- _Data about app and page elements_:
......
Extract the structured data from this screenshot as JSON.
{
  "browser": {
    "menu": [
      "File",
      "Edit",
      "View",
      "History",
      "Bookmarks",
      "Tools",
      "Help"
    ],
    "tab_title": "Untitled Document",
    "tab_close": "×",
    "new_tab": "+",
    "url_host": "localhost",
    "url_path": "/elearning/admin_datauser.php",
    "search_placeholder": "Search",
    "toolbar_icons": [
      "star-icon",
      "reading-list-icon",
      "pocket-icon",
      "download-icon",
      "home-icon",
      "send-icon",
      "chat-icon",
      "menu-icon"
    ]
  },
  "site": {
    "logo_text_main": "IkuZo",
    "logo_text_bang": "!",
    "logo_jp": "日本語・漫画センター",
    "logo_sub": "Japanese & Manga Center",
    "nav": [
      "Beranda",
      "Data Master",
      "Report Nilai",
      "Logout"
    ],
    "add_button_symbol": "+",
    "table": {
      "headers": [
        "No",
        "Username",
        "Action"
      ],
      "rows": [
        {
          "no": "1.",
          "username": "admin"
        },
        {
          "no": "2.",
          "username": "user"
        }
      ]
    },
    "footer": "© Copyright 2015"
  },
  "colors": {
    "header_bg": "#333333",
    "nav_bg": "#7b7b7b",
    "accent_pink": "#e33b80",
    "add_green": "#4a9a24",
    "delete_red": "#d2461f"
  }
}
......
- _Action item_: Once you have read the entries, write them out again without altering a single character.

- _Solution to the exercise_:
Extract the structured data from this screenshot as JSON.
{
  "browser": {
    "menu": [
      "File",
      "Edit",
      "View",
      "History",
      "Bookmarks",
      "Tools",
      "Help"
    ],
    "tab_title": "Untitled Document",
    "tab_close": "×",
    "new_tab": "+",
    "url_host": "localhost",
    "url_path": "/elearning/admin_datauser.php",
    "search_placeholder": "Search",
    "toolbar_icons": [
      "star-icon",
      "reading-list-icon",
      "pocket-icon",
      "download-icon",
      "home-icon",
      "send-icon",
      "chat-icon",
      "menu-icon"
    ]
  },
  "site": {
    "logo_text_main": "IkuZo",
    "logo_text_bang": "!",
    "logo_jp": "日本語・漫画センター",
    "logo_sub": "Japanese & Manga Center",
    "nav": [
      "Beranda",
      "Data Master",
      "Report Nilai",
      "Logout"
    ],
    "add_button_symbol": "+",
    "table": {
      "headers": [
        "No",
        "Username",
        "Action"
      ],
      "rows": [
        {
          "no": "1.",
          "username": "admin"
        },
        {
          "no": "2.",
          "username": "user"
        }
      ]
    },
    "footer": "© Copyright 2015"
  },
  "colors": {
    "header_bg": "#333333",
    "nav_bg": "#7b7b7b",
    "accent_pink": "#e33b80",
    "add_green": "#4a9a24",
    "delete_red": "#d2461f"
  }
}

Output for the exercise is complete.